(Records from a dataset)
####

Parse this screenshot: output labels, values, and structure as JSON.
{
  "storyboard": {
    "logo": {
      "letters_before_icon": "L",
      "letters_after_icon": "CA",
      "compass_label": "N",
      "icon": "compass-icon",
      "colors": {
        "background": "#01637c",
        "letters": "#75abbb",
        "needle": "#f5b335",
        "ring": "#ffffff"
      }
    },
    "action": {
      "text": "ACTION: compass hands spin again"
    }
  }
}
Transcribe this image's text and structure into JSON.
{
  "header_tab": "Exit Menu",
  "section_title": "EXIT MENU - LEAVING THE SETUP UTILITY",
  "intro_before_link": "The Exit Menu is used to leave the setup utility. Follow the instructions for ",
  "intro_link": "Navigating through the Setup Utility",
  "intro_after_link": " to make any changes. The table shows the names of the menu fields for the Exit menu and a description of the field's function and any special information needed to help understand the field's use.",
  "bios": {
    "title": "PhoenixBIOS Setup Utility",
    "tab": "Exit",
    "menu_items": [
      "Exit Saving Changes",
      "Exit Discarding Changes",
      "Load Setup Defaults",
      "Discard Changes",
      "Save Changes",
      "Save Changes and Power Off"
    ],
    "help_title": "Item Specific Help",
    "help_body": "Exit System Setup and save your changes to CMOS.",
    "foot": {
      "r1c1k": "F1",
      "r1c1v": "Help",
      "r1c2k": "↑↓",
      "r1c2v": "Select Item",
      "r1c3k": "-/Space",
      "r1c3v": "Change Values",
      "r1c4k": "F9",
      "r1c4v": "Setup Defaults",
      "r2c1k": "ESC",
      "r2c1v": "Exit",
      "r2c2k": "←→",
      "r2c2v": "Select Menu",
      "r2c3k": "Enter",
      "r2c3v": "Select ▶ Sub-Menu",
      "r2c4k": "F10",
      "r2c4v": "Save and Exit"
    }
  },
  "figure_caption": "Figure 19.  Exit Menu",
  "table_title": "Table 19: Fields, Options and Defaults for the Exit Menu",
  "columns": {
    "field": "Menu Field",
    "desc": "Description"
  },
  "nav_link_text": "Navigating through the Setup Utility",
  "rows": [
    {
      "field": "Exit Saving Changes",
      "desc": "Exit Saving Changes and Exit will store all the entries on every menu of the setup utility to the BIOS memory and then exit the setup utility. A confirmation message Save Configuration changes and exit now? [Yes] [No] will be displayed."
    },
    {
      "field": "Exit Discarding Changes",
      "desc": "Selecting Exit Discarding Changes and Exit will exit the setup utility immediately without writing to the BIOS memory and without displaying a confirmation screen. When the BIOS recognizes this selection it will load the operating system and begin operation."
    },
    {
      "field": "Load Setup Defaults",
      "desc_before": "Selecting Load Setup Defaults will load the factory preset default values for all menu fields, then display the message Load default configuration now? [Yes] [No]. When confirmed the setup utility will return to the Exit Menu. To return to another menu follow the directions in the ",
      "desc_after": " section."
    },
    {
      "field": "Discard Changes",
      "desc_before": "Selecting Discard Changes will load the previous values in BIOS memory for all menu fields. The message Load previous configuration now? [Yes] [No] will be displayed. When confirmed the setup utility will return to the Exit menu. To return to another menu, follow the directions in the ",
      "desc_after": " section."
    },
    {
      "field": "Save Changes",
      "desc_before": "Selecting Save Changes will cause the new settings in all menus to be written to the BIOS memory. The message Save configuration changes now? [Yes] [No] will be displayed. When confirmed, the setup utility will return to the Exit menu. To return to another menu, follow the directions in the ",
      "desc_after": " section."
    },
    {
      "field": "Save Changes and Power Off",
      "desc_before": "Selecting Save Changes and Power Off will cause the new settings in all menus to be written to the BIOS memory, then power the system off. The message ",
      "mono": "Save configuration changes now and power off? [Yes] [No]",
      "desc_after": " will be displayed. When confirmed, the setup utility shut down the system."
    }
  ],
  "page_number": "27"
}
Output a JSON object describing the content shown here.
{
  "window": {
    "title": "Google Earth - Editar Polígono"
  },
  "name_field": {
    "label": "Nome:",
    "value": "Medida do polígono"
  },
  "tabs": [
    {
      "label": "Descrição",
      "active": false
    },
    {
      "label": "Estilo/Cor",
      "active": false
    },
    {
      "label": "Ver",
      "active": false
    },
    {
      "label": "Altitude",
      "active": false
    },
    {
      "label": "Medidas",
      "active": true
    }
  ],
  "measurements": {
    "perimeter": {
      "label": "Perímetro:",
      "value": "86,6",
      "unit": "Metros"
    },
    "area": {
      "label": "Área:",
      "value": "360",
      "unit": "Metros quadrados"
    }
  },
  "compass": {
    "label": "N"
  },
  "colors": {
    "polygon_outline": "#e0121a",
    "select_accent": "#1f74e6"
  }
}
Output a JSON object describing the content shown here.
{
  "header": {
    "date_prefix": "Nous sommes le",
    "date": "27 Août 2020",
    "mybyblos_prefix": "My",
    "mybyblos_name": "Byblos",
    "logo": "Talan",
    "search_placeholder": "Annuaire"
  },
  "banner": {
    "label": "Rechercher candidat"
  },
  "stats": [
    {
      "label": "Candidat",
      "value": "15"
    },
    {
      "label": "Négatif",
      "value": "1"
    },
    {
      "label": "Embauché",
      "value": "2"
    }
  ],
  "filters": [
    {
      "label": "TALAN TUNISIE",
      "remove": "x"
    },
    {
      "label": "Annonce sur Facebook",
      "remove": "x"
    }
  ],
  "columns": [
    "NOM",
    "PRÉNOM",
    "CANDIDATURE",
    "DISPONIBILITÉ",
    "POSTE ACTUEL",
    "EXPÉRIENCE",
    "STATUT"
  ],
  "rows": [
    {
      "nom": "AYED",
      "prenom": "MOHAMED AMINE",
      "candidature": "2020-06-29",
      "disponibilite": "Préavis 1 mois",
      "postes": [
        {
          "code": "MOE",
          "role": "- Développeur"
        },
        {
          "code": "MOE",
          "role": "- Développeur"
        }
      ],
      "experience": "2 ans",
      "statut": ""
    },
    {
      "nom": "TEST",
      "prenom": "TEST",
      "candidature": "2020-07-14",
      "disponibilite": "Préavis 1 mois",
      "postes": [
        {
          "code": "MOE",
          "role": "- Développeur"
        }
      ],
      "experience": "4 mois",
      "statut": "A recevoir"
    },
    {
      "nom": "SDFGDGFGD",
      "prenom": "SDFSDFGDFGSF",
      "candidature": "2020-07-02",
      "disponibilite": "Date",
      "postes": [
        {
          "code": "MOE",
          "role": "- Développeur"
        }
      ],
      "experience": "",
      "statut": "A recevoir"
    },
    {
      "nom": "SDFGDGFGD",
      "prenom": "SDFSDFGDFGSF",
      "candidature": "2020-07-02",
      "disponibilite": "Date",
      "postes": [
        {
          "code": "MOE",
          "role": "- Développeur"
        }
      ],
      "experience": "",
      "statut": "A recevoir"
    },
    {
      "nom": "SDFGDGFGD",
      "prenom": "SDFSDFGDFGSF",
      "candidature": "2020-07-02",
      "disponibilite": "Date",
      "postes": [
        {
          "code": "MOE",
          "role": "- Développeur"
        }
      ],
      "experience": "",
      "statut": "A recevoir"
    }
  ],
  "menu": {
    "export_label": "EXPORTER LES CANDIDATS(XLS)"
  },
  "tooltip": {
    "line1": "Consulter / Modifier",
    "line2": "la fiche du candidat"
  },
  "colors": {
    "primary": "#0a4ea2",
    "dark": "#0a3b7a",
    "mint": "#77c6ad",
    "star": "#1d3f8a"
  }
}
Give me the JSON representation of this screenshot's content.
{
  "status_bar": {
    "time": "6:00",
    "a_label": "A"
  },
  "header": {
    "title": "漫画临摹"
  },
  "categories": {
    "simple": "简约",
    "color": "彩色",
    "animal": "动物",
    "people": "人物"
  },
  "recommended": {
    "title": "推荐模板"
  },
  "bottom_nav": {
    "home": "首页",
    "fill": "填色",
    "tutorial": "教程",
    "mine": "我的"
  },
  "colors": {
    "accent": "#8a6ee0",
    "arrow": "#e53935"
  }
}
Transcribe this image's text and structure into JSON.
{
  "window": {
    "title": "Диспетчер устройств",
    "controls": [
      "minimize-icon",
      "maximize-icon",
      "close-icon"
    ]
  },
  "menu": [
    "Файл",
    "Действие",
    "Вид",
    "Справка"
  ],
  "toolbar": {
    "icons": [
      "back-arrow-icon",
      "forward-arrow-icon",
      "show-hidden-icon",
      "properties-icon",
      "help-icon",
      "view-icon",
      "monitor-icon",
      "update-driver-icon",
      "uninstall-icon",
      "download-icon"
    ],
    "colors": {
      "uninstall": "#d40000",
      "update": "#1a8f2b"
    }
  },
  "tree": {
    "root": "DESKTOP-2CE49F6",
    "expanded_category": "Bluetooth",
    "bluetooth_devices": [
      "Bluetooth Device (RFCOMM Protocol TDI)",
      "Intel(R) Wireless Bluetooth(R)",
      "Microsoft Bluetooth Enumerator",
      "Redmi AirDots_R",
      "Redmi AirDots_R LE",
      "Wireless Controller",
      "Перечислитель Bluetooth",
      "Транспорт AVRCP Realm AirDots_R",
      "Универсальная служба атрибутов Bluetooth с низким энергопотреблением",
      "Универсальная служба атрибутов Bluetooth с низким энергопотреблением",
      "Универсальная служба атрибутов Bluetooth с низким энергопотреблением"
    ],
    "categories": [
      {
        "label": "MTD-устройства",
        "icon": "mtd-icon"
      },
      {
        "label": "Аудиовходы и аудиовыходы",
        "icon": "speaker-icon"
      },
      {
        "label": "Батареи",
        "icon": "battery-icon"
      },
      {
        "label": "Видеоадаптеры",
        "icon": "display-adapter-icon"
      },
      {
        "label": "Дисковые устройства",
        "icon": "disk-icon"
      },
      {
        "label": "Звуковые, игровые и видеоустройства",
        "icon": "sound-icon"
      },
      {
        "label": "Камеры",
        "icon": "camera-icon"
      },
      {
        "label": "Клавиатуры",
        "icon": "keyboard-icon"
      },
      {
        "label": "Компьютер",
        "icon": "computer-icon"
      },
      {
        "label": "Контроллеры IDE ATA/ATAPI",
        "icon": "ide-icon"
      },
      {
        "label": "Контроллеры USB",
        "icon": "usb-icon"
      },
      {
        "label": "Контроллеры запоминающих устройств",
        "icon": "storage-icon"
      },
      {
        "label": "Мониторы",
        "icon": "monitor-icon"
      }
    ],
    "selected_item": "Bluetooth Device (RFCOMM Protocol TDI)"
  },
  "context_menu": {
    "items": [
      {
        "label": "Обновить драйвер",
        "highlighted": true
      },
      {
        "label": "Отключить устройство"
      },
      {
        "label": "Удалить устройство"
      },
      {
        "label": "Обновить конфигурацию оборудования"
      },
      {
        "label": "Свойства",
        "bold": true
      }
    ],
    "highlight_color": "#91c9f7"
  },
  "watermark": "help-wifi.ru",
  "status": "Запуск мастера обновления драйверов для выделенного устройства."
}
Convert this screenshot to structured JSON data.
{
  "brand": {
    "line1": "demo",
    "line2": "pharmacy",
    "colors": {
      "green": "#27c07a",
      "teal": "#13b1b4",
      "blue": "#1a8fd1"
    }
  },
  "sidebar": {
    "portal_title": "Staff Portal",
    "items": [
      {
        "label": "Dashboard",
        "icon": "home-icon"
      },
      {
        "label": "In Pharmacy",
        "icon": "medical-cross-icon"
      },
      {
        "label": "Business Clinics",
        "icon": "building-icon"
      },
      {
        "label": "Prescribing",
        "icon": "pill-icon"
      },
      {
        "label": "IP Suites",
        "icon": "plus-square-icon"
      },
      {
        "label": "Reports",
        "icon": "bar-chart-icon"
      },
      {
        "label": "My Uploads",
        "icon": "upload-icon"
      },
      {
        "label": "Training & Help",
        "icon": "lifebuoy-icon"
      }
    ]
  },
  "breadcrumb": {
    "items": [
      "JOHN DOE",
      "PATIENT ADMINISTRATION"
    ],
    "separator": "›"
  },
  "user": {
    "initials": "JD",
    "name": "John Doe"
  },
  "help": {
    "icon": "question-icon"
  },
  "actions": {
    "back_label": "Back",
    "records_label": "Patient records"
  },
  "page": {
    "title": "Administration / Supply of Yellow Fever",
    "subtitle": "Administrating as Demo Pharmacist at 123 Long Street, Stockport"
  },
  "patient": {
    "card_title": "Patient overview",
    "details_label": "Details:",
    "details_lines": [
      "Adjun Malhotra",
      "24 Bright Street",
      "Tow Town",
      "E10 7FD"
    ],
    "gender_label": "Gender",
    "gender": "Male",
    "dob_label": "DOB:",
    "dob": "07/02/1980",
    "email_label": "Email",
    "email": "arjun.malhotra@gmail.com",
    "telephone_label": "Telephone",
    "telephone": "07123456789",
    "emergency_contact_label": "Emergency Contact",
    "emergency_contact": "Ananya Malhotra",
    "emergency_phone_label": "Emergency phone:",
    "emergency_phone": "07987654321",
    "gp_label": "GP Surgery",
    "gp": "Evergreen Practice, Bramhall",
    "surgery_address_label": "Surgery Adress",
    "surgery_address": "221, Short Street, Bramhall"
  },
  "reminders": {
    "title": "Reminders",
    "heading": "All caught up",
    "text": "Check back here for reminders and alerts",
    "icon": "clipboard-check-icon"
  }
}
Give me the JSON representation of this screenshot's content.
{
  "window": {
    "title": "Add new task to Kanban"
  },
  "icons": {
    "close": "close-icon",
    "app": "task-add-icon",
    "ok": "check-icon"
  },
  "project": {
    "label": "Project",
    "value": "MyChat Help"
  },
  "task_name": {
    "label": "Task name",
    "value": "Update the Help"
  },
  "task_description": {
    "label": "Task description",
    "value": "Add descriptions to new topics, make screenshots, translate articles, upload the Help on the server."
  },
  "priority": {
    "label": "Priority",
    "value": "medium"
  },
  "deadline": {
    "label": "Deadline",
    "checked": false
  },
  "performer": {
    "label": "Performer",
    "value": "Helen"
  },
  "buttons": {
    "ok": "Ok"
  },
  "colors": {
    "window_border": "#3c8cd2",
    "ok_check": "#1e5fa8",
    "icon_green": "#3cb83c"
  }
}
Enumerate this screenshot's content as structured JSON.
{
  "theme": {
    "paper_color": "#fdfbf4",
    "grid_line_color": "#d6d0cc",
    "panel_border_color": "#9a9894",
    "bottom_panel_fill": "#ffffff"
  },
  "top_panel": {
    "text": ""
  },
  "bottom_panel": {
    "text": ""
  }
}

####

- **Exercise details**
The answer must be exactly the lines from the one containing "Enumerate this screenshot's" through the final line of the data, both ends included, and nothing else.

- **Written response**
Enumerate this screenshot's content as structured JSON.
{
  "theme": {
    "paper_color": "#fdfbf4",
    "grid_line_color": "#d6d0cc",
    "panel_border_color": "#9a9894",
    "bottom_panel_fill": "#ffffff"
  },
  "top_panel": {
    "text": ""
  },
  "bottom_panel": {
    "text": ""
  }
}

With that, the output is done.